Eastpoint Centre in Louisville

LOUISVILLE—Investors looking for affordable deals that also promise solid returns have increasingly glanced toward secondary markets and away from the expensive commercial real estate markets in New York, Seattle and other coastal cities. For example, officials from EnTrust Realty Advisors, LLC, a suburban Chicago affiliate of the Alter Group, have just completed the sale of three office buildings totaling 97,500-square-feet at Eastpoint Centre in Louisville, and say national-level investors showed interest in the small complex.

“It definitely hit their radar,” says Scott Latter, a senior associate at EnTrust. Although the buildings–13400, 13405, and 13425 Eastpoint Centre Dr. – were purchased by 2600 Eastpoint Phase II Development, LLC, a local private investment group, “we had interest from firms in New York, Pittsburgh and Charlotte.” The exact terms of the deal were not disclosed. EnTrust represented the seller, the Alter Group.  

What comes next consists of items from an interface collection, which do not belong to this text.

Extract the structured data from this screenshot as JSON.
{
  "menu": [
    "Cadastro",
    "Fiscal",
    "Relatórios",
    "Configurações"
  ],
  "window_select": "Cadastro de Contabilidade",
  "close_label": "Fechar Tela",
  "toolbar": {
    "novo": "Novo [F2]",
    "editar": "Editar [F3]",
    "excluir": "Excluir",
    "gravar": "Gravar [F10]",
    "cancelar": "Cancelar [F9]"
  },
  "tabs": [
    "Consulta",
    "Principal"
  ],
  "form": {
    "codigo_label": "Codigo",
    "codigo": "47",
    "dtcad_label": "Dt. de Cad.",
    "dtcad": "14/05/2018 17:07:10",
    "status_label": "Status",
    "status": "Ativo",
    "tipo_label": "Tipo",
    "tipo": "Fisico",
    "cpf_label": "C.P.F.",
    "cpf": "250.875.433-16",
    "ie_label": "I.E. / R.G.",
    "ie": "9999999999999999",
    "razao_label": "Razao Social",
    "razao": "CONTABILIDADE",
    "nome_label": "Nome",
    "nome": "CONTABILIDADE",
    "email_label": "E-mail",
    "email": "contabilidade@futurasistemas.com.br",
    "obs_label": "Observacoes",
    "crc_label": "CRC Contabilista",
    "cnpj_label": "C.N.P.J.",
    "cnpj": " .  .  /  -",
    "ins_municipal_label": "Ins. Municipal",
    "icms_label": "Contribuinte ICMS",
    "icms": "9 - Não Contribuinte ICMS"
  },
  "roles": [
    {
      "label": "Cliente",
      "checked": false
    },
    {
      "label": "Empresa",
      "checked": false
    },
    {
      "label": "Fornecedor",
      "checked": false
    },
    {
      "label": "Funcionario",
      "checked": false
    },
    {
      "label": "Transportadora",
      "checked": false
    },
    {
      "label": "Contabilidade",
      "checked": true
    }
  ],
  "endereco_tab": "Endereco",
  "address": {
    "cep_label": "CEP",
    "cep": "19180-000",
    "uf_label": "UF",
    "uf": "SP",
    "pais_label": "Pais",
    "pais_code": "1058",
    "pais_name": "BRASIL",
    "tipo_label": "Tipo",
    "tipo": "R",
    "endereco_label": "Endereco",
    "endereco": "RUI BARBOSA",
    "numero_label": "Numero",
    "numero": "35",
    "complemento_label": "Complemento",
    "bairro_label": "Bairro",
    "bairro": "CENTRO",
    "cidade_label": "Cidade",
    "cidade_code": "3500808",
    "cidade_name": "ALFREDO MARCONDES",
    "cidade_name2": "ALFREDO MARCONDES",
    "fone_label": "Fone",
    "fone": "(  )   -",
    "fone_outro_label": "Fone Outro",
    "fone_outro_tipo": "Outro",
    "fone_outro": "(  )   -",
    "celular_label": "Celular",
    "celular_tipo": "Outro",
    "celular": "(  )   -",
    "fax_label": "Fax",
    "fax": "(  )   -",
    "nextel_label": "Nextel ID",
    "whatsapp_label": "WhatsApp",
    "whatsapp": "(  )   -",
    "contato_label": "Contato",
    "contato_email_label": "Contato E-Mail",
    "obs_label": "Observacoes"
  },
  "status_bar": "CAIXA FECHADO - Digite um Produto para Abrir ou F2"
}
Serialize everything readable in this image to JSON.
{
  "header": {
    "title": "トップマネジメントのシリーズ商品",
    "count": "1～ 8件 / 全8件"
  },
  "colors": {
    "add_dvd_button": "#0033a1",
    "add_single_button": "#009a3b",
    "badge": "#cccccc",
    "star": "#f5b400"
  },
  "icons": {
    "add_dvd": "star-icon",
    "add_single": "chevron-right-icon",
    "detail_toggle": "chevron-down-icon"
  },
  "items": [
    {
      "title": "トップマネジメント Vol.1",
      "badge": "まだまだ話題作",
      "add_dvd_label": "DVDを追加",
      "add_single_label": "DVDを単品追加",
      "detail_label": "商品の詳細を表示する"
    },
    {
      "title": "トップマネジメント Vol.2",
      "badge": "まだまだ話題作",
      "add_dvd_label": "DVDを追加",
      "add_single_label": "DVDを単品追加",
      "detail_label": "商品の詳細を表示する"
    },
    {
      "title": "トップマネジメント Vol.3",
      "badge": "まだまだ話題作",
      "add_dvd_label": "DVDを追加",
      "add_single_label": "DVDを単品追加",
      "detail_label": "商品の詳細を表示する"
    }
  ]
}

The sale includes 3.7 acres of vacant land for future development, Latter adds, one of the many attractions that brought outside interest. Furthermore, the complex sits in the 593-acre Eastpoint Business Center about 15 miles north of Louisville’s downtown, and the modern office developments in the area don’t wallow in the doldrums like many in the suburbs of other metropolitan areas.

“It’s kind of the opposite in Louisville,” Latter says. Louisville’s suburbs have been outpacing its downtown area with overall vacancy rates at 13.1% and a class A rate of 8.1%. Eastpoint Centre has leased 88% of its space to major tenants such as Enterprise Rent-a-car, Rockwell Automation, Pilgrim’s Corp., and Gerdau Ameristeel US, Inc.          

In November, the Urban Land Institute and PwC released the 35th edition of Emerging Trends in Real Estate, a joint publication based on interviews and surveys they did with over 1,000 professionals. As reported in GlobeSt.com, these researchers believe that in 2014 investors will increasingly drive growth in secondary markets since higher yields will be increasingly difficult to find in the core cities that so far have been the focus of the recovery.

“The anticipated interest in secondary markets is indicative of how the US real estate recovery is expanding beyond the traditional investment hubs,” said ULI Chief Executive Officer Patrick L. Phillips at the time. “Access to greater amounts of both debt and equity financing, combined with a sustained improvement in the underlying economic fundamentals, means that the opportunities and returns offered in smaller markets are potentially very appealing.”